Breast pumps are expensive. A small Medela model with a wheezy little motor can cost more than $300; a more efficient, hospital-grade pump appears to run somewhere in the range of $1-3 a day. (The one I chose, the Medela Symphony—universally if anachronistically dubbed the Cadillac of breast pumps—is apparently at the high end.) Whether you rent or buy, over the course of the year that you are encouraged to breastfeed, that pump works out to a good chunk of change—not counting the crazily expensive fenugreek supplements and breast milk storage baggies and all the rest of it. Yes, as the breast-feeding boosters are quick to point out, formula still winds up being more expensive over the long term. But if you are living paycheck to paycheck, when you head back to work, you find that formula is the more affordable choice over the short term.
Which is why, despite my own ambivalence about breast pumps, I’m so excited about this news. Thanks in part to our inadequate maternity leave policies, breast-feeding has, regrettably, become an upper middle-class luxury. No cash-strapped working mother should be told that she is making a choice that may harm her baby’s long-term health, just for want of a breast pump. Those who are skeptical about breast-feeding’s benefits rightly point out that the emphasis should be on may harm—in the absence of double-blind, randomized, controlled studies, it’s impossible to compare breast-fed infants with non-breastfed infants, because breast-feeding mothers and non-breast-feeding mothers are not comparable groups.
That’s true. But until we know that breast milk isn’t better, I’ll look forward to the day when the demographic differences between breast-feeding and formula-feeding mothers are no longer so stark. And who knows, free breast pumps—combined with free lactation consultation—just might help hasten that day. (It’s worth noting that as of 2009, according to the Institute of Medicine, 31 states at least had laws requiring Medicaid to cover pump rentals.)

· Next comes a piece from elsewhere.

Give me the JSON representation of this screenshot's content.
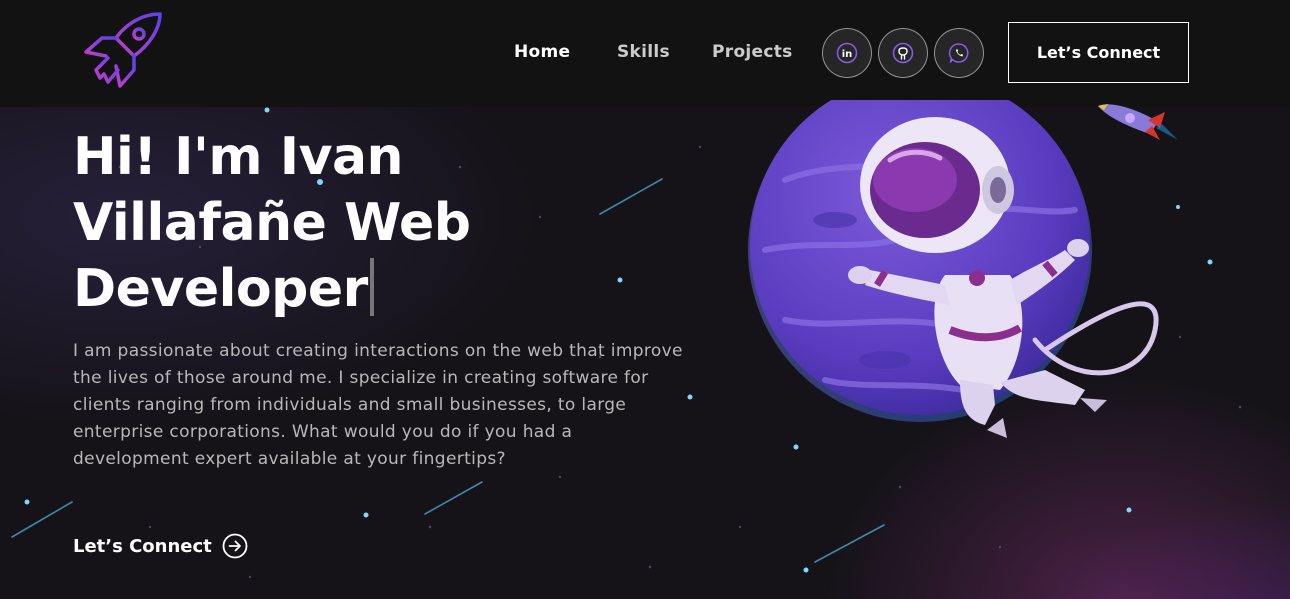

In the meantime, I’ll wait for Michele Bachmann to catch wind of yesterday’s news. Recall that back in February, when the administration took the much milder step of making nursing equipment tax deductible, the former tax lawyer was seriously ticked off. "I've given birth to five babies and I breast-fed every single one,” she told Laura Ingraham. “To think that government has to go out and buy my breast pump. ... That's the new definition of a nanny state."
Whatever will she say now that the nanny state actually is making someone buy our breast pumps?